**What to work on:**
In full and word for word, restate the lines of the listing.

(Data for this exercise Opens)

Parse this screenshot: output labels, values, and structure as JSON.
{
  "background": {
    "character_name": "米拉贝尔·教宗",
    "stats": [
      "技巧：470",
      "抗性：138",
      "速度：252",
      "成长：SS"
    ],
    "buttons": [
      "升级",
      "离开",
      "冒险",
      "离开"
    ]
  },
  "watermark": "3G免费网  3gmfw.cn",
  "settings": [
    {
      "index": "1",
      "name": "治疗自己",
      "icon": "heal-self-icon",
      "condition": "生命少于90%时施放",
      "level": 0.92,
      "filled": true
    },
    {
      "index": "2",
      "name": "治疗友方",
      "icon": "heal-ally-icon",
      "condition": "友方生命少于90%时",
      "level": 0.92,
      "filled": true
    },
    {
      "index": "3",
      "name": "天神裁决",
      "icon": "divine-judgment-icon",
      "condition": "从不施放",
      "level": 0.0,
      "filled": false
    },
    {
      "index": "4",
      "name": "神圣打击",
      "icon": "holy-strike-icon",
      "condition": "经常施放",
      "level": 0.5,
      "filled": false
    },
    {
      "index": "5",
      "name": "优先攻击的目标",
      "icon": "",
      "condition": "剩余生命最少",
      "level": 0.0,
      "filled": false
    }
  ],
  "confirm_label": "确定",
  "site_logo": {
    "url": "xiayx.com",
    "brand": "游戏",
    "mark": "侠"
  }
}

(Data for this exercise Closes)

**Expected answer:**
Parse this screenshot: output labels, values, and structure as JSON.
{
  "background": {
    "character_name": "米拉贝尔·教宗",
    "stats": [
      "技巧：470",
      "抗性：138",
      "速度：252",
      "成长：SS"
    ],
    "buttons": [
      "升级",
      "离开",
      "冒险",
      "离开"
    ]
  },
  "watermark": "3G免费网  3gmfw.cn",
  "settings": [
    {
      "index": "1",
      "name": "治疗自己",
      "icon": "heal-self-icon",
      "condition": "生命少于90%时施放",
      "level": 0.92,
      "filled": true
    },
    {
      "index": "2",
      "name": "治疗友方",
      "icon": "heal-ally-icon",
      "condition": "友方生命少于90%时",
      "level": 0.92,
      "filled": true
    },
    {
      "index": "3",
      "name": "天神裁决",
      "icon": "divine-judgment-icon",
      "condition": "从不施放",
      "level": 0.0,
      "filled": false
    },
    {
      "index": "4",
      "name": "神圣打击",
      "icon": "holy-strike-icon",
      "condition": "经常施放",
      "level": 0.5,
      "filled": false
    },
    {
      "index": "5",
      "name": "优先攻击的目标",
      "icon": "",
      "condition": "剩余生命最少",
      "level": 0.0,
      "filled": false
    }
  ],
  "confirm_label": "确定",
  "site_logo": {
    "url": "xiayx.com",
    "brand": "游戏",
    "mark": "侠"
  }
}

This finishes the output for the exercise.